Despite their service in support of the war effort, this country has dealt this class of World War II veterans a great disservice. They were denied benefits under the 1945 G.I. Bill of Rights—benefits granted to all those who equally admirably served in the Army, Navy, Marine Corps, Air Force or Coast Guard. Only the US Merchant Marine was excluded.

Yet as these images illustrate, Merchant Mariners were recruited much like other branches of service and were regarded as vital service members to the war effort. One recruitment poster calls on mariners to “Man the Victory Fleet.” Another with a mariner behind the stern says, “Let’s Finish the Job.” And the last in capital letters asks mariners to be a ship’s OFFICER in the US Merchant Marine.

Upon signing the GI Bill on June 22, 1944, President Franklin D. Roosevelt said, “I trust Congress will soon provide similar opportunities to members of the Merchant Marine who have risked their lives time and time again during war for the welfare of their country.”

In 1988, the Merchant Mariners did finally receive  a “watered down bill of rights.”  But some portions of the G.I. Bill have never been made available to veterans of the Merchant Marine.

No education benefits were available to Merchant Mariners.
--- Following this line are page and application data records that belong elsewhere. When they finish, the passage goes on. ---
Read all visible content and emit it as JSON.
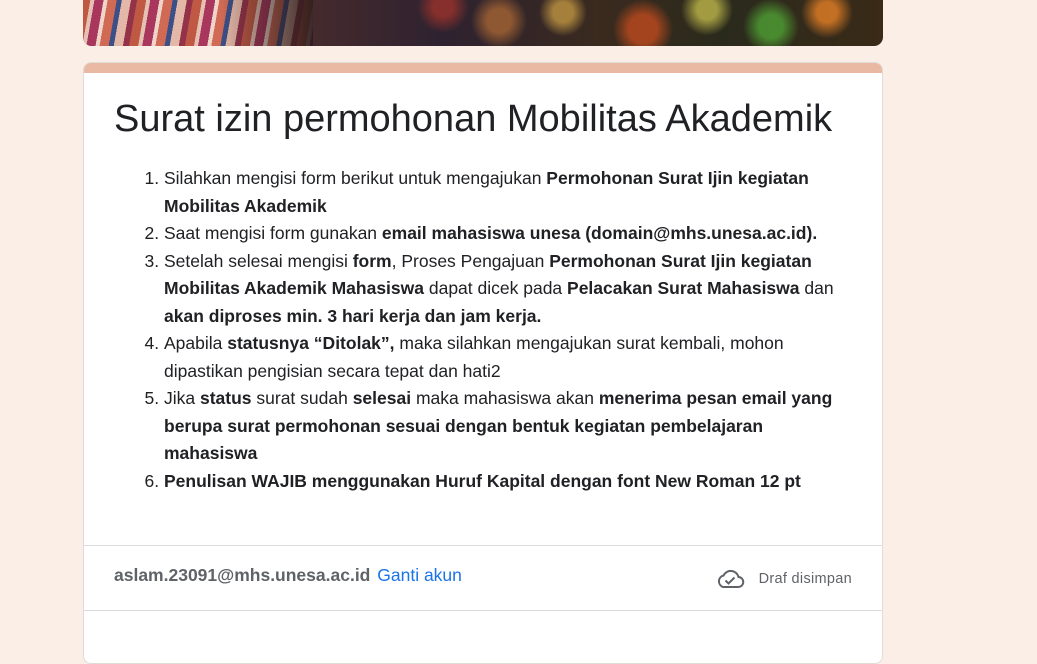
{
  "form": {
    "title": "Surat izin permohonan Mobilitas Akademik",
    "instructions": [
      [
        {
          "t": "Silahkan mengisi form berikut untuk mengajukan ",
          "b": false
        },
        {
          "t": "Permohonan Surat Ijin kegiatan Mobilitas Akademik",
          "b": true
        }
      ],
      [
        {
          "t": "Saat mengisi form gunakan ",
          "b": false
        },
        {
          "t": "email mahasiswa unesa (domain@mhs.unesa.ac.id).",
          "b": true
        }
      ],
      [
        {
          "t": "Setelah selesai mengisi ",
          "b": false
        },
        {
          "t": "form",
          "b": true
        },
        {
          "t": ", Proses Pengajuan ",
          "b": false
        },
        {
          "t": "Permohonan Surat Ijin kegiatan Mobilitas Akademik Mahasiswa",
          "b": true
        },
        {
          "t": " dapat dicek pada ",
          "b": false
        },
        {
          "t": "Pelacakan Surat Mahasiswa",
          "b": true
        },
        {
          "t": "  dan ",
          "b": false
        },
        {
          "t": "akan diproses min. 3 hari kerja dan jam kerja.",
          "b": true
        }
      ],
      [
        {
          "t": "Apabila ",
          "b": false
        },
        {
          "t": "statusnya “Ditolak”,",
          "b": true
        },
        {
          "t": " maka silahkan mengajukan surat kembali, mohon dipastikan pengisian secara tepat dan hati2",
          "b": false
        }
      ],
      [
        {
          "t": "Jika ",
          "b": false
        },
        {
          "t": "status",
          "b": true
        },
        {
          "t": " surat sudah ",
          "b": false
        },
        {
          "t": "selesai",
          "b": true
        },
        {
          "t": "  maka mahasiswa akan ",
          "b": false
        },
        {
          "t": "menerima pesan email yang berupa surat permohonan sesuai dengan bentuk kegiatan pembelajaran mahasiswa",
          "b": true
        }
      ],
      [
        {
          "t": "Penulisan WAJIB menggunakan Huruf Kapital dengan font New Roman 12 pt",
          "b": true
        }
      ]
    ]
  },
  "account": {
    "email": "aslam.23091@mhs.unesa.ac.id",
    "switch_label": "Ganti akun"
  },
  "status": {
    "draft_label": "Draf disimpan",
    "icon": "cloud-check-icon"
  },
  "colors": {
    "page_bg": "#fbeee6",
    "accent": "#e9b9a3",
    "link": "#1a73e8"
  }
}
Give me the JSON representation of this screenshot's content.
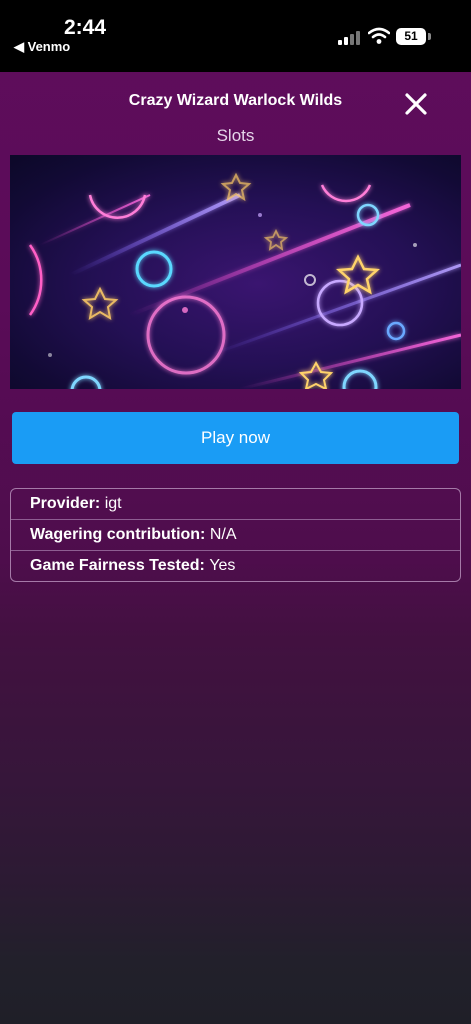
{
  "status_bar": {
    "time": "2:44",
    "back_app": "◀ Venmo",
    "battery": "51"
  },
  "modal": {
    "title": "Crazy Wizard Warlock Wilds",
    "category": "Slots",
    "play_label": "Play now",
    "info": [
      {
        "label": "Provider:",
        "value": "igt"
      },
      {
        "label": "Wagering contribution:",
        "value": "N/A"
      },
      {
        "label": "Game Fairness Tested:",
        "value": "Yes"
      }
    ]
  },
  "icons": {
    "close": "close-icon",
    "signal": "signal-icon",
    "wifi": "wifi-icon",
    "battery": "battery-icon"
  },
  "colors": {
    "background": "#5f0d5c",
    "play_button": "#1a9cf5",
    "info_border": "#a57aa8"
  }
}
No low-interest home loans.  No lifetime compensation for war-related injuries and disabilities. No use of VA hospitals. No priority for local, state, and federal jobs. No Social Security credit for wartime service.

While it is impossible to make up for over 40 years of unpaid benefits, I am proposing a bill that will acknowledge the service of the veterans of the Merchant Marine and offer some compensation for their service in World War II.

S. 961, the Belated Thank You to the Merchant Mariners of World War II Act of 2007, would pay each eligible veteran or their widow, a monthly benefit of $1000, tax free.  Their average age is 83.  Many have outlived their savings.  This bill would provide a small amount of compensation for those who risked their lives to contribute to our success in World War II, only to be forgotten.  I urge my colleagues to join with me in co-sponsoring this bill.

There is overwhelming, bipartisan support for this bill.  At last count, the bill had 14 co-sponsors.  The version of this bill which I introduced during the 109th Congress had 41 co-sponsors in the Senate.  Chairman Filner’s version of the bill, H.R. 23, currently has 96 co-sponsors.  During the last Congress, his bill had 269 co-sponsors.

Those that fought and lived during World War II have been duly labeled as the “Greatest Generation.” The 230,000 strong force of Merchant Mariners are surely part of the Greatest Generation and we owe them a tremendous debt.  For the 9,500 still living, we can never make up for years lost, but we can address the injustice by recognizing their contributions and by passing S. 961 this year.